January 16th in history:

Prohibition became the law in the U.S. when 36 states ratified the 18th Amendment. That threshold was reached on January 16th, 1919, when five states approved the amendment in one day.
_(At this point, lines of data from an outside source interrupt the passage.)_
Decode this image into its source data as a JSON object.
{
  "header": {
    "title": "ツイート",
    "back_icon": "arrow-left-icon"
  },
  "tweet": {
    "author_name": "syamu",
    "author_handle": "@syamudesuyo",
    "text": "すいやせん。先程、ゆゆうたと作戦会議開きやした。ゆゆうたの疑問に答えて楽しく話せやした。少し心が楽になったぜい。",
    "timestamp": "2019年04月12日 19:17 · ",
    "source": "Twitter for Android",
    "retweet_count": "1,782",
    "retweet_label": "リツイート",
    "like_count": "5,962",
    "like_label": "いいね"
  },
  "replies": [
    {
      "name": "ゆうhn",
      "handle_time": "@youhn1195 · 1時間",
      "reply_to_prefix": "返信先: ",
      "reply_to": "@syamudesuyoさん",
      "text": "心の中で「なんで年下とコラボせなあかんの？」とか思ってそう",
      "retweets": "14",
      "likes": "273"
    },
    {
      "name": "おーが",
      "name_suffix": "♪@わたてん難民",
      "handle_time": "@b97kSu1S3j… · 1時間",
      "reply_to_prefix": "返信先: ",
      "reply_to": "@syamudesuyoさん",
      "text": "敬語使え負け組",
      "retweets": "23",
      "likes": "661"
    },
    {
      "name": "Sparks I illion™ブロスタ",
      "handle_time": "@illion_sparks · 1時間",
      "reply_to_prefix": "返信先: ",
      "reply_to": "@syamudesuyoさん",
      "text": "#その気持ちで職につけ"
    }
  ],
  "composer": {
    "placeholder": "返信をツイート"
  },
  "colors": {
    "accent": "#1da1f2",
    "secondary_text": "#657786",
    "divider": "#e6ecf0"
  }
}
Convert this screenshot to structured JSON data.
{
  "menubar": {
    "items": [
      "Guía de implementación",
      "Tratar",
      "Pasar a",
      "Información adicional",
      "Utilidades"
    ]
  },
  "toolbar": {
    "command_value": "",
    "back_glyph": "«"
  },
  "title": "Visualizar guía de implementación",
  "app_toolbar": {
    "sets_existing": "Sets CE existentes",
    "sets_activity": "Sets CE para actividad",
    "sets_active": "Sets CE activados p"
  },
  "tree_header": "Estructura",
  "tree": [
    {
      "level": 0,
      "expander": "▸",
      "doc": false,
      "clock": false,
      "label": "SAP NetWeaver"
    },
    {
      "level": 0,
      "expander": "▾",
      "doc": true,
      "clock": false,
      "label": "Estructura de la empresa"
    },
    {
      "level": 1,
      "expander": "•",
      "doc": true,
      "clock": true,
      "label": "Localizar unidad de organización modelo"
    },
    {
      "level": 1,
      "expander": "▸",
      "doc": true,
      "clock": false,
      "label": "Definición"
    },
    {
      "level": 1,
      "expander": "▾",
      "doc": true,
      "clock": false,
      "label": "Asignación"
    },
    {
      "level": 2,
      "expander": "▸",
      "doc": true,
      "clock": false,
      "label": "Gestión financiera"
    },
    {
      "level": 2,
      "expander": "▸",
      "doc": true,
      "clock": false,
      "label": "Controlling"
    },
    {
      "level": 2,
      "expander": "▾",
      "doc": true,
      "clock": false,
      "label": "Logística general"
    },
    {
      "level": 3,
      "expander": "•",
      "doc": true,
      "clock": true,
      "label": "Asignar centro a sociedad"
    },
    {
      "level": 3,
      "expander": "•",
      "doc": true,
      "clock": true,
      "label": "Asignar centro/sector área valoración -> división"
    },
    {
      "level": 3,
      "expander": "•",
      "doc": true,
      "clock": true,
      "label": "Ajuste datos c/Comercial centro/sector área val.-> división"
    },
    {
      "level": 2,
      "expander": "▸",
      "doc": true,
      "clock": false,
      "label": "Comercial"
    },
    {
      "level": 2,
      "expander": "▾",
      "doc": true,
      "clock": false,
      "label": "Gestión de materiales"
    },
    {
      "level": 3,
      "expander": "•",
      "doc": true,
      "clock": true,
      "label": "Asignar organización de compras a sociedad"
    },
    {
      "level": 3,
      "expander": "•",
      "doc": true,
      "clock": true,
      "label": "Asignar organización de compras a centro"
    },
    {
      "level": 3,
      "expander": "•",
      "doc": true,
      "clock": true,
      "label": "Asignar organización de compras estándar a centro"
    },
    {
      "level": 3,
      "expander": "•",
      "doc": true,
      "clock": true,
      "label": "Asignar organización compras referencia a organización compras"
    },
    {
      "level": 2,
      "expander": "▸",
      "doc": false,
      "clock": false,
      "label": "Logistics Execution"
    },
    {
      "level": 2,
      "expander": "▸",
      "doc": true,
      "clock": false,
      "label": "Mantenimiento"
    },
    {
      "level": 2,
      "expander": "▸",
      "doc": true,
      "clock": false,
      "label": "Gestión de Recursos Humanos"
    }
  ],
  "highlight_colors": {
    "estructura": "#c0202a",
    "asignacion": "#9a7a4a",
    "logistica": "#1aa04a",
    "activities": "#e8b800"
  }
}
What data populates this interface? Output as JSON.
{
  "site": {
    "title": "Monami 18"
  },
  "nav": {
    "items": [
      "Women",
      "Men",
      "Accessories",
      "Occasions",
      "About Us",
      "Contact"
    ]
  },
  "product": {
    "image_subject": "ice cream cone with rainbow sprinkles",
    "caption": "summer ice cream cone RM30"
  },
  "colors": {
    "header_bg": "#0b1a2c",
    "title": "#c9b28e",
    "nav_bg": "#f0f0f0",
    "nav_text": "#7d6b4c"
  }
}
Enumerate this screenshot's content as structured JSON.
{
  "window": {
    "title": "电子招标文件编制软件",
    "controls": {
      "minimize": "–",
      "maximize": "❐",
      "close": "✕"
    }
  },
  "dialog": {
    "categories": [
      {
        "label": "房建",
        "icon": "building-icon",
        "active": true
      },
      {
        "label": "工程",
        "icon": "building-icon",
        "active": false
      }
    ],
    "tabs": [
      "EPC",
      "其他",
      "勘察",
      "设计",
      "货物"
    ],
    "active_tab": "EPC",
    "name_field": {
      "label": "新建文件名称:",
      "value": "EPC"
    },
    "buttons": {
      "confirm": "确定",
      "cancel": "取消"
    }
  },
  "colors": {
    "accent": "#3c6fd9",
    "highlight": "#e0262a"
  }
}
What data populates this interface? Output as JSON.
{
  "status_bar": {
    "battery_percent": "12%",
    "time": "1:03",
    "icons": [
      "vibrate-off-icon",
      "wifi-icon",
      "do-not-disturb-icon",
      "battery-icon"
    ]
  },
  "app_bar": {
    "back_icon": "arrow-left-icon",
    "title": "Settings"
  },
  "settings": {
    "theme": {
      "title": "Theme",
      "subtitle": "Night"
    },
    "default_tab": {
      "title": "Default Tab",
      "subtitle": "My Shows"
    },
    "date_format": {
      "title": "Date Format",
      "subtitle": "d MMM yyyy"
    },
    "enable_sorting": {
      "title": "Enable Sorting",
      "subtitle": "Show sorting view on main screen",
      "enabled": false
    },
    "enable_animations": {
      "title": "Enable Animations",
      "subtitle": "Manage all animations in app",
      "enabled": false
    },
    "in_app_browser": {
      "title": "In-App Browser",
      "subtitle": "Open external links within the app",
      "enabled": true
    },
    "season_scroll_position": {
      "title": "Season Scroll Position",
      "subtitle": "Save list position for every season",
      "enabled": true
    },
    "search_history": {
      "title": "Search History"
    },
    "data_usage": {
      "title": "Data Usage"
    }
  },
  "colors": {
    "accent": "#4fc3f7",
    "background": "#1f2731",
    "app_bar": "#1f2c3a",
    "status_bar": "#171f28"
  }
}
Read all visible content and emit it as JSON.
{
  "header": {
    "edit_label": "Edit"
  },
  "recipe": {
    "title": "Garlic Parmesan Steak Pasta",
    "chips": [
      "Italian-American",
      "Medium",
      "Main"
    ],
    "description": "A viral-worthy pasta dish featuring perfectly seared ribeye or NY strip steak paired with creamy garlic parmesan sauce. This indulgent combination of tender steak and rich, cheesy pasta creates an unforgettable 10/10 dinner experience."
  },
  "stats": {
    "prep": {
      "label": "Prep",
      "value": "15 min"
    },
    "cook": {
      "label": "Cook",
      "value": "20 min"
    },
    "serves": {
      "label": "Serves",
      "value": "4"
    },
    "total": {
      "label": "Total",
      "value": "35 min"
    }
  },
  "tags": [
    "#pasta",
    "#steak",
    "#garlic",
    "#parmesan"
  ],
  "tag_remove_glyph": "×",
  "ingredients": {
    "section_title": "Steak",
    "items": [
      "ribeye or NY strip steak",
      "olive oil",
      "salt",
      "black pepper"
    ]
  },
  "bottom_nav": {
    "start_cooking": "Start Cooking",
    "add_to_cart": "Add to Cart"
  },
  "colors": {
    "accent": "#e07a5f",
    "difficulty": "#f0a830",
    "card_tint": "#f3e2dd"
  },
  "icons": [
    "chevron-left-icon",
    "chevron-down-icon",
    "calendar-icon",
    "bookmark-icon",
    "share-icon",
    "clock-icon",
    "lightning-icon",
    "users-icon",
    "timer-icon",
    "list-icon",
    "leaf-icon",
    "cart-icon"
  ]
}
The actual ban on alcohol took effect one year later.

“I get no kick from champagne” is the opening line of the song “I Get a Kick Out of You,” introduced by Ethel Merman in the Cole Porter musical “Anything Goes.”  Merman was born January 16th, 1908.  She originated the roles of Annie Oakley in “Annie Get Your Gun” and Mama Rose in “Gypsy,” and played Mrs. Marcus in the movie “It’s a Mad, Mad, Mad, Mad World.”

The beer-brewing Busch family has its name on the home stadium of the St. Louis Cardinals baseball team.  Two famous players for the Cardinals were born on January 16th…Jay “Dizzy” Dean (1910) and Albert Pujols (1980).

On this date in 1970, center fielder Curt Flood sued Major League Baseball to protest his trade from the Cardinals to the Phillies.  Flood’s challenge of the baseball “reserve clause” eventually helped Major League players to become free agents, who could choose which teams to play for.